People in this game try to elevate their status with the number of countries they've been to. The basics is 193 UN countries. Then there are those who add the two observer states: the Holy See and Palestine. Some add Kosovo, Western Sahara and Taiwan to their list.
There are different travel clubs partitioning the world into different numbers. The oldest most known is the Traveler’s Century Club, which says the world is composed of 327 sovereign nations, territories, enclaves and islands. The Most Traveled Person divides the world into 891 unique parts. Nomad Mania divides it into 1,281 regions. And SISO says there are 3,978 places to visit if one wishes to see the world.
It sure is a game. Some play the basic game, the 193 countries. Others have more money, they play the game of going to every “territory" spending tens of thousands of dollars in order to get to some rocks in the middle of nowhere.
I don't know if it needs to be stated: The people playing this “Every Country Game” all have first-world passports, or at least some sort of strong passports. There is a whole range of nationalities that are missing among the “Every Country” chasers. Have a look at the Henley & Partners Visa Restrictions Index- Global Travel Freedom at a Glance or at the info-graphic “How powerful is your passport?” by Ricky Linn. How do you expect an Afghani to play the “Every Country Game”? How can you expect any Pakistani to overcome all the hurdles to obtain a visa for the 160-165 countries that is required of him? As most people playing the “Every Country Game” agree, visas are one of the, if not the main obstacle to travel. Keep in mind, the people who are saying this have obtained only about 20-40 visas max. The rest was visa free or VOA (Visa on Arrival) for them.
So the game these people with first-world passports is basically this: Go to every country. Whereas migrants play a totally different travel game. Their game is: Go to this one country with the third-world passport you have. Without being caught and being too much beaten up by the police, without being robbed on the way or cheated by smugglers if possible. And of course, make it in one piece and alive!
Their challenge is the passport they carry. Their challenge is to cross borders and make it to one special country that is in their heart without the right passport. For the hundreds of thousands of people who are faced with barriers to go from one place to another, for those who are faced with deportation, who are put in detention centers, who die in unimaginable horrible circumstances... it's not a game. For them, travel and crossing borders is a matter of life or death.
The sad part is that the first-worlders are oblivious to the tribulations and the plight of the third-worlders.
First-world citizens play the “Every Country” game, third-world citizens play the “Reach This Country With This Shit Passport If You Can” game. They both form groups and share information amongst themselves, give each other tips on how to get around the troublesome points, give advice, names of places to stay, people to contact and maps to use.
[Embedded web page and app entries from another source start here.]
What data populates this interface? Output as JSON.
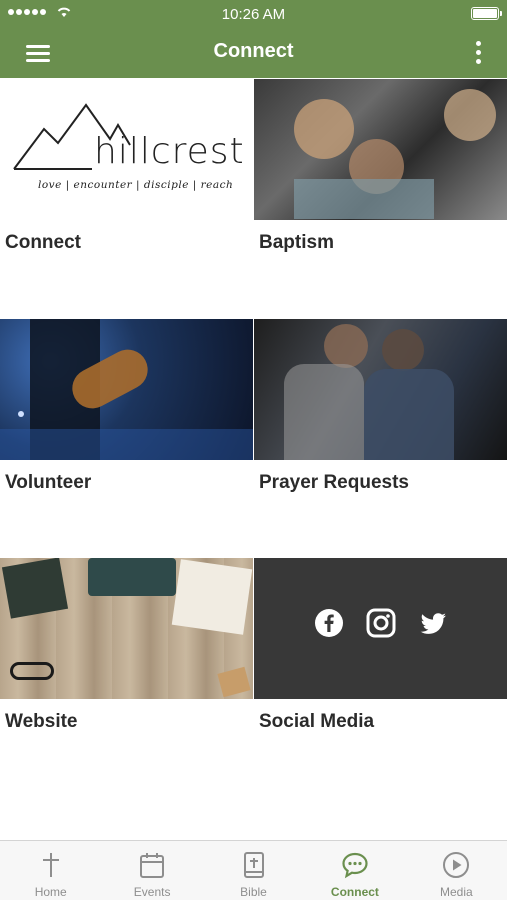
{
  "status_bar": {
    "time": "10:26 AM"
  },
  "nav": {
    "title": "Connect"
  },
  "logo": {
    "word": "hillcrest",
    "tagline": "love | encounter | disciple | reach"
  },
  "tiles": [
    {
      "label": "Connect"
    },
    {
      "label": "Baptism"
    },
    {
      "label": "Volunteer"
    },
    {
      "label": "Prayer Requests"
    },
    {
      "label": "Website"
    },
    {
      "label": "Social Media"
    }
  ],
  "social_icons": [
    "facebook-icon",
    "instagram-icon",
    "twitter-icon"
  ],
  "tab_bar": [
    {
      "label": "Home",
      "icon": "cross-icon"
    },
    {
      "label": "Events",
      "icon": "calendar-icon"
    },
    {
      "label": "Bible",
      "icon": "bible-icon"
    },
    {
      "label": "Connect",
      "icon": "chat-icon",
      "active": true
    },
    {
      "label": "Media",
      "icon": "play-icon"
    }
  ],
  "colors": {
    "accent": "#6a8f4e",
    "tab_inactive": "#8e8e8e",
    "social_bg": "#383838"
  }
}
What both parties have in common apart from that is this: They all want to move around the world they were born on. However, it's not the same world they inhabit; they belong to two different worlds. Just like the menial first-world problems are much different than the real problems of the third-world the games they play are very different too.
PS: This piece was originally written for and published by InsideOver